In my neck of the woods, late April and early May seem to offer the bowhunter the best chance at a springtime noisemaker. Why? The river-bottom-dwelling Rios seem to follow the river and seek out new breeding territory as the sun-soaked days of April pass. Most of these “roamers,” in my experience, are two-year-old birds who’ve had their butts whipped a few times. These birds leave the groups and start cruising, looking for a willing female companion. The canyon-dwelling Merriams are nomadic, opportunist feeders that will wander great distances. The particular area I hunt abounds with bug life and newly sprouted green shoots of feed later in the month.
TIP: Keep a turkey journal. Doing so allows you to look back on the previous year’s movement patterns.
With the Colorado opener set for April 9, my plan is to go out and hunt, but just as was the case with my previous three scouting missions, my fourth didn’t turn up a single track, feather or dropping. Am I worried? Not a bit. My turkey journal tells me that in 2012 and 2013, the Rio birds I hunt didn’t show up on the property I hunt until late April during both years. I will keep my trail cameras running and scout the area at least once a week until then.

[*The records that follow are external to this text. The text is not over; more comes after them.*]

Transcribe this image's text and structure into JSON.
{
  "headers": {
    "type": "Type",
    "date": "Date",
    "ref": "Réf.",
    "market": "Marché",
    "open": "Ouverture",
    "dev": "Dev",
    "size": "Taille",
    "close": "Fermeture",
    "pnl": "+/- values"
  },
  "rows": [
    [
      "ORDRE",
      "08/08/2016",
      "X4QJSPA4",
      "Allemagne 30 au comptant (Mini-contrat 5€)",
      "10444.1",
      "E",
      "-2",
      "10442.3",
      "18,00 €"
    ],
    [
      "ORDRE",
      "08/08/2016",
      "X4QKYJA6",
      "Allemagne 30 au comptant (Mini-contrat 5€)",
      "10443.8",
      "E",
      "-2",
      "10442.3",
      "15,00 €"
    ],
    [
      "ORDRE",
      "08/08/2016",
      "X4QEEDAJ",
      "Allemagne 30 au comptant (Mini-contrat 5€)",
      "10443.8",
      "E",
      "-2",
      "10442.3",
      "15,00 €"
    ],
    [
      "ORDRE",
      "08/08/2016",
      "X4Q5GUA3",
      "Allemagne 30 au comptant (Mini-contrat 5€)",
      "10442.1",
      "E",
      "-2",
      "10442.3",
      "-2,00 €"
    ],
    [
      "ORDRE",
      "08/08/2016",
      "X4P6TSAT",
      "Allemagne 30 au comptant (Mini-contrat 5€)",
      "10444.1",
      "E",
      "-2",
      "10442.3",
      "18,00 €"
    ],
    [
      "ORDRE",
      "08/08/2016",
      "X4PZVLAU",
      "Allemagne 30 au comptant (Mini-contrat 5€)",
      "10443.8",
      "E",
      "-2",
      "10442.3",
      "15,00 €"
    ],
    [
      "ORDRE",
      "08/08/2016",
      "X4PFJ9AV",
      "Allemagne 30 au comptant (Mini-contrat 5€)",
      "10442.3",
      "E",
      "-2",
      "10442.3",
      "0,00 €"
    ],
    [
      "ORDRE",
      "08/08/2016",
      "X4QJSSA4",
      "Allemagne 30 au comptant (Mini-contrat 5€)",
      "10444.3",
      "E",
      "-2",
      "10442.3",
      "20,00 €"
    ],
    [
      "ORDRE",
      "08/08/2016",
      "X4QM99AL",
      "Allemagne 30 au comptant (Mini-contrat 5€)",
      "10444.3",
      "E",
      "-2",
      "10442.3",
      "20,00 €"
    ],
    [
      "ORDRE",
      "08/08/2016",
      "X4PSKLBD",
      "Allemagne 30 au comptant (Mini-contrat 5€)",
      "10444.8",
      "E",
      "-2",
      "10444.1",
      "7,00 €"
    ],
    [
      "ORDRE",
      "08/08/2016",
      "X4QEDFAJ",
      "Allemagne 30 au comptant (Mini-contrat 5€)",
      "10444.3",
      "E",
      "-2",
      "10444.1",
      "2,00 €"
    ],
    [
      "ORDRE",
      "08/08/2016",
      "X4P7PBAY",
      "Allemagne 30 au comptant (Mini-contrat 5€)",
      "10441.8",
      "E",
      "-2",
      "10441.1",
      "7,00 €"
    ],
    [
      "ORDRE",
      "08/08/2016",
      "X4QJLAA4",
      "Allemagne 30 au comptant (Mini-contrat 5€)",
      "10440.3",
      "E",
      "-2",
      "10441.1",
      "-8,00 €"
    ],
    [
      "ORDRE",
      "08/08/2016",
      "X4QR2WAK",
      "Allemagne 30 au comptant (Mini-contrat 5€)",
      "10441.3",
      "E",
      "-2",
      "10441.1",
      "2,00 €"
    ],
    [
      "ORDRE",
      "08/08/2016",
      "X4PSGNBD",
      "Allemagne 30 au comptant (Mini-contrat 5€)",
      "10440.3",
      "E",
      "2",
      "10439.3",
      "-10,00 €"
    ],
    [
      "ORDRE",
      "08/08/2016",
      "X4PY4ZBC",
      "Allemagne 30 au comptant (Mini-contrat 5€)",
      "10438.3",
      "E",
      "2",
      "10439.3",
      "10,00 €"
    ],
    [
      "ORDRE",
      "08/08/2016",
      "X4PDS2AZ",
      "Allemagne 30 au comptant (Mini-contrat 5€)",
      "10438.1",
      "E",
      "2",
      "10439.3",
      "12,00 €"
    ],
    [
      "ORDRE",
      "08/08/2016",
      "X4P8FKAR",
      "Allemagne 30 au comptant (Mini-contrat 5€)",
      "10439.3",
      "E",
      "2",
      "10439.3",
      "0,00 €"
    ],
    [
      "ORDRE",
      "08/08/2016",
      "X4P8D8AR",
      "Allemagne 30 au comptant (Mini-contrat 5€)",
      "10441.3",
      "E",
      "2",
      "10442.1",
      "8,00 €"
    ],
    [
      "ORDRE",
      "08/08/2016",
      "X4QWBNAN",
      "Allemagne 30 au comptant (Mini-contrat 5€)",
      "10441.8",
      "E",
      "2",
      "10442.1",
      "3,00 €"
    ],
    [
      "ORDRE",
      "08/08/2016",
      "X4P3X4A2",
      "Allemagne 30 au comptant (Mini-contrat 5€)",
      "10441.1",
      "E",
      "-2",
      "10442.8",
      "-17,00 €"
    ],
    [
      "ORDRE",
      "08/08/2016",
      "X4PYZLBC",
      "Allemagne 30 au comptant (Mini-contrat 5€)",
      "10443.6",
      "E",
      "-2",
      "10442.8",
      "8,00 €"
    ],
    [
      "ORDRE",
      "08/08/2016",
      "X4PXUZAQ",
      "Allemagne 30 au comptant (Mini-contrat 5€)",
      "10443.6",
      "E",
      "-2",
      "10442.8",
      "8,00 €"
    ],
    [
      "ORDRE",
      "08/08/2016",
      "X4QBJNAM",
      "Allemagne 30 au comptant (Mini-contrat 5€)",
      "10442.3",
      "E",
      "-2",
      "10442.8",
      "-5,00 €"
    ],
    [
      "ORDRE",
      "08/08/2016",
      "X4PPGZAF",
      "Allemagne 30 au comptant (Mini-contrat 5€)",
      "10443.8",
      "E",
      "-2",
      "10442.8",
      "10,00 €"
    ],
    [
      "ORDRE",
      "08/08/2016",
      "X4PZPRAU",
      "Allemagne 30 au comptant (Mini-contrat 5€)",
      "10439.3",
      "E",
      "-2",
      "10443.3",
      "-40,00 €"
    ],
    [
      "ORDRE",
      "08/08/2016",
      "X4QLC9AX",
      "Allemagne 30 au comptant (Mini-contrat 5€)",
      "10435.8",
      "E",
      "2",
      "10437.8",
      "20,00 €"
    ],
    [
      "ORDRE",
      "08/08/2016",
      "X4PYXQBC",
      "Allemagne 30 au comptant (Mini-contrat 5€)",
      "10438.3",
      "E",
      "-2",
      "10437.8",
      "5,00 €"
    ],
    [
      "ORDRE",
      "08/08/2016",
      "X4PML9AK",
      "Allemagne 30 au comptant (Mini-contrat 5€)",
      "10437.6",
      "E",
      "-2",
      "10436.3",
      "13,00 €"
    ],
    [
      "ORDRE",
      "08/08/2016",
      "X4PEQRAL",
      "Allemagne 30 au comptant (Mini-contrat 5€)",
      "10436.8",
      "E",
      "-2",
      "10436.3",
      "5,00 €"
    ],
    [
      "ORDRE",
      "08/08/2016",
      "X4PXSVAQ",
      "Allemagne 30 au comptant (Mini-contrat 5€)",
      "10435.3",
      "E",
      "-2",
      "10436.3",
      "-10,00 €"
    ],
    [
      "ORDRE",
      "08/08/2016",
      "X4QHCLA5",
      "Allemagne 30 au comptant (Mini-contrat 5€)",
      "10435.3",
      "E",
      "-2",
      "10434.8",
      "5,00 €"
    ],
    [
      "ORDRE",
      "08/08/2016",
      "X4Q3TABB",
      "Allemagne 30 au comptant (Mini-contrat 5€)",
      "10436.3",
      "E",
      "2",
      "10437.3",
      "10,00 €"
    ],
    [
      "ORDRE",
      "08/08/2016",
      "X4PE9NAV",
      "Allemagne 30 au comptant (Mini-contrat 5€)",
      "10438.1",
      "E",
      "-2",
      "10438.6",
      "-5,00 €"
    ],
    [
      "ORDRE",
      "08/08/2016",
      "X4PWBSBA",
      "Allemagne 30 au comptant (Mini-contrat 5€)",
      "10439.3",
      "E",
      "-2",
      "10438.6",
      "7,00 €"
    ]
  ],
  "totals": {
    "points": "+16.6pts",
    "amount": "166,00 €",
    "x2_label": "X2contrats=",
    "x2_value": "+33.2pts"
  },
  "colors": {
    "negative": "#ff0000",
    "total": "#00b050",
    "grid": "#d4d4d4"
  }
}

On a positive note, I was able to take my three youngsters with me, and my oldest boy, Hunter, found his first dead-head – a small mule deer buck that had been dead for several years. He was super pumped about it.
Later in the week I will be peddling the 5-mile stretch to check my distant public-land Merriams, and I will be sure to bring you an update as the Saturday opener draws near.